A recent AP LifeGoesStrong.com poll found that baby boomers' (born between 1946 and 1964) health concerns are focused mostly on possible cancers and memory loss. Obviously, these are important concerns for everyone as they age.
A recent article lauding a so-called "looming wave of new generic pills," like many similar articles, fails to paint the bigger picture: that generics, while an important part of the healthcare system, ultimately play a limited role for patients.
A few weeks ago, as I was visiting my family, I took one look at my two-year-old niece and said to my sister, "Mary's diaper needs changing."
There's a geek-blog site I check out periodically. It mostly writes about science fiction and popular culture, but occasionally it takes an interesting look at real developments in the sciences and medicine.
You should check-out the piece by Ken Thorpe that recently ran in U.S. News & World Report's Health section. The piece is entitled: Health Reform That Passes the Buck Is Short-Sighted.
David Brooks has a typically thoughtful column in today's New York Times. Brooks takes a look at the roll of healthcare costs in our budget debate and opines:
When discussing progress associated with medical innovation, we like to mention both life-saving and life-enhancing medicines. Why? Because so many debilitating chronic conditions may not be life-threatening, but the patients who live with them still deserve the best that healthcare has to offer.
Monday, we discussed how policies that undercut the biopharmaceutical research sector could lead to huge job losses, with an annual reduction in sector revenue of $20 billion potentially leading to as many as 260,000 lost jobs.

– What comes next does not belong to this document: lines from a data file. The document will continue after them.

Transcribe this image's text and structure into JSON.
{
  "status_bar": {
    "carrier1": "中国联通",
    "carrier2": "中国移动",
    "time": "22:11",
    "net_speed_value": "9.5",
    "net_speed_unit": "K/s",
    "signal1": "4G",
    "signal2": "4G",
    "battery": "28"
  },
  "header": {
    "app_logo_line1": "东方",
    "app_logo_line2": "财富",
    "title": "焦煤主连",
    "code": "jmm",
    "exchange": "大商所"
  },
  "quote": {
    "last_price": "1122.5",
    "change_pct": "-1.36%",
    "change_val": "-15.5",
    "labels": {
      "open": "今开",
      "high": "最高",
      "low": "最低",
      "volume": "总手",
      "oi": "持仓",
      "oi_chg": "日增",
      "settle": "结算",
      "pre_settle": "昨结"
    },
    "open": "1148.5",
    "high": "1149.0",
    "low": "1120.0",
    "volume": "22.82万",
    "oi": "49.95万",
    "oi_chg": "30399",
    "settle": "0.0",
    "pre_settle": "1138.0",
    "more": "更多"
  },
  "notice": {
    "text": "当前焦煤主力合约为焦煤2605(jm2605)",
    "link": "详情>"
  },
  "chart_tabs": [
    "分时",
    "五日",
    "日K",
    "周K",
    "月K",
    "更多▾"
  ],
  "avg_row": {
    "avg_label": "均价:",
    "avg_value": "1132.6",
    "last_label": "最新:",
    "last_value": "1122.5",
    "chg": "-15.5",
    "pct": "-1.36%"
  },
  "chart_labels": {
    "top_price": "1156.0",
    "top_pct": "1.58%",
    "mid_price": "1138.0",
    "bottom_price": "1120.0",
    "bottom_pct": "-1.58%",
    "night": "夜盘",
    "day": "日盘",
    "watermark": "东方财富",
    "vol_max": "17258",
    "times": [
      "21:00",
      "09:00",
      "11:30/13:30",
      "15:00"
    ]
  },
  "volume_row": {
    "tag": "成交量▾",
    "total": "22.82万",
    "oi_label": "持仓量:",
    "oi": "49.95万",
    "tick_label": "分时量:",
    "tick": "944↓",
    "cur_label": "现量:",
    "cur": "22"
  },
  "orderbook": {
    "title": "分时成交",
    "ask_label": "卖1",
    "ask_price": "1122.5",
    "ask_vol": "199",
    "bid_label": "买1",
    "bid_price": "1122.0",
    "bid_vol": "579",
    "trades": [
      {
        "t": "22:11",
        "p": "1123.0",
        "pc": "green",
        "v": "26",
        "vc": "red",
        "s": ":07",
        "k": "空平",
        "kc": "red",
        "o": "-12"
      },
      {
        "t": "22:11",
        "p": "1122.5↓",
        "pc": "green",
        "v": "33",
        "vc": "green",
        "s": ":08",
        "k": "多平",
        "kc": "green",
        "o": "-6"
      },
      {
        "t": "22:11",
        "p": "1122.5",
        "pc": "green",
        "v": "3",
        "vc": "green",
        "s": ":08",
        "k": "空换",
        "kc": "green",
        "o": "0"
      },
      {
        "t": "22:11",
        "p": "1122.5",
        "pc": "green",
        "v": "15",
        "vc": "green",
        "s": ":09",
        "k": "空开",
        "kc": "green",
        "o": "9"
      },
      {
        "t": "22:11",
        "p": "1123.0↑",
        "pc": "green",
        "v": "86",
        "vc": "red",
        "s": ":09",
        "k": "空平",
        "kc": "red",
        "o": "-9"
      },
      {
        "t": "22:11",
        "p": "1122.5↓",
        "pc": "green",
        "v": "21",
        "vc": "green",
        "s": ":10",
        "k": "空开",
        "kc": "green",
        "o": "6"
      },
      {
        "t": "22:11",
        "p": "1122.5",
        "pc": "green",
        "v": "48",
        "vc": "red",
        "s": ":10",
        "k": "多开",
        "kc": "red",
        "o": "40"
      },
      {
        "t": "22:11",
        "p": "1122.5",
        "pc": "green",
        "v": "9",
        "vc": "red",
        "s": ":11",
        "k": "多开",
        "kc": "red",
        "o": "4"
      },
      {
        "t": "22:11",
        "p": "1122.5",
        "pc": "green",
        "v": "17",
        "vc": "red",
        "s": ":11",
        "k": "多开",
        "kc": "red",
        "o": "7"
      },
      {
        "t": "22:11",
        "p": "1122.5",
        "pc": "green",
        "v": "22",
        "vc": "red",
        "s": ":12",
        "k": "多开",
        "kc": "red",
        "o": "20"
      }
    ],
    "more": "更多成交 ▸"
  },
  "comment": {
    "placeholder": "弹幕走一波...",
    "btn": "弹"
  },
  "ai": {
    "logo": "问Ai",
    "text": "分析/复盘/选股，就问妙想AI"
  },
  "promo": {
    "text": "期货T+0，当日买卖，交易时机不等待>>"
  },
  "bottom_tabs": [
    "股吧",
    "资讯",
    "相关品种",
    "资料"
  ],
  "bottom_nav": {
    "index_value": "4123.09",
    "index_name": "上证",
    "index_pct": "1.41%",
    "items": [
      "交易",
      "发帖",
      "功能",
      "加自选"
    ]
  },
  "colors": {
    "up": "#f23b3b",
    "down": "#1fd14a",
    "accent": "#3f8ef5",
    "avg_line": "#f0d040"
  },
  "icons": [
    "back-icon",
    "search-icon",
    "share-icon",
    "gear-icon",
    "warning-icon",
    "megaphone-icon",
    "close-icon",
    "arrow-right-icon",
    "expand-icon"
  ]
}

It's no secret that the biopharmaceutical sector provides jobs - and a wide range of jobs, at that. We're not just researchers in lab coats. In terms of jobs we support, we're also the drivers of trucks that help medicines reach pharmacies, the construction workers and technicians who help construct the facilities and equipment necessary for manufacture of medicines, and more. Ultimately, it's an intricate web of workers that all play a role in the important work that we do.